  • Librarians: Many of the librarians seek to identify citations for data hosted by their institutions and are exploring ways to integrate data citations into scholarship assessment reports.
  • Infrastructure Providers: A key focus for this group is to improve data citation coverage in existing platforms and services, and they are looking to check for additional citations in the corpus to complement those they already store or expose.

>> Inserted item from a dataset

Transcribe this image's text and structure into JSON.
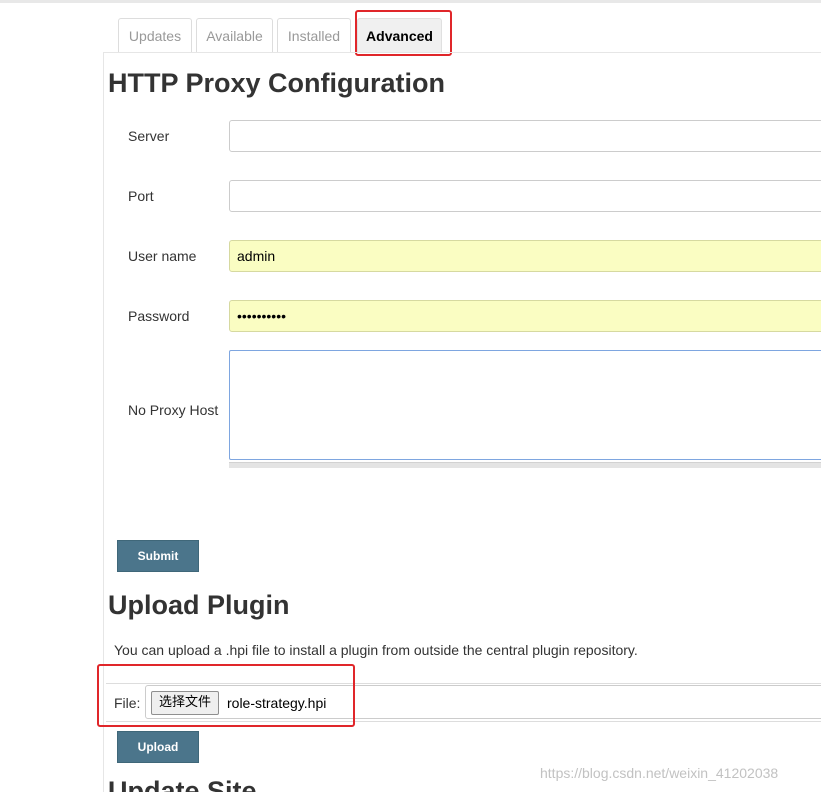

Infrastructure providers also seek to leverage data citations to enhance their search and discovery features for digital objects. 
  • Institutional Administrators: This group’s main interest is to analyze data citations from their institutions to evaluate research impact, and in turn incentivize open science practices.
  • Publishers: Publisher representatives are looking to identify citations for data, compare those to their existing indices, and analyze bibliographic patterns, especially in the context of open access publications.
  • Data Repositories: These seek to compare citations for their datasets with those found in other sources, to showcase the impact and relevance of their datasets.

There are also additional nuanced use cases by other community members and we are keen to hear about the different ways in which the Data Citation Corpus can serve different data evaluation needs. While it is still early days, it is encouraging to see that the value of the Data Citation Corpus is understood across so many sectors of the scholarly community.  

We are still at an early stage and much work lies ahead to enhance the Data Citation Corpus as a tool that addresses the needs of these diverse communities, but we are encouraged by the response we have received so far. We are confident that the corpus aligns with a recognized need to better understand the use and reach of datasets. As we work to improve the current data file and incorporate additional data sources, we will continue to actively engage with the community and report on the many ways the Data Citation Corpus is being used.

If you would like to request access to the current data file (and be on the mailing list for further iterations of the corpus as they become available), please complete this form.  

You can find the slides from the talks at Zenodo (here & here) and watch the recording of the webinar on Youtube.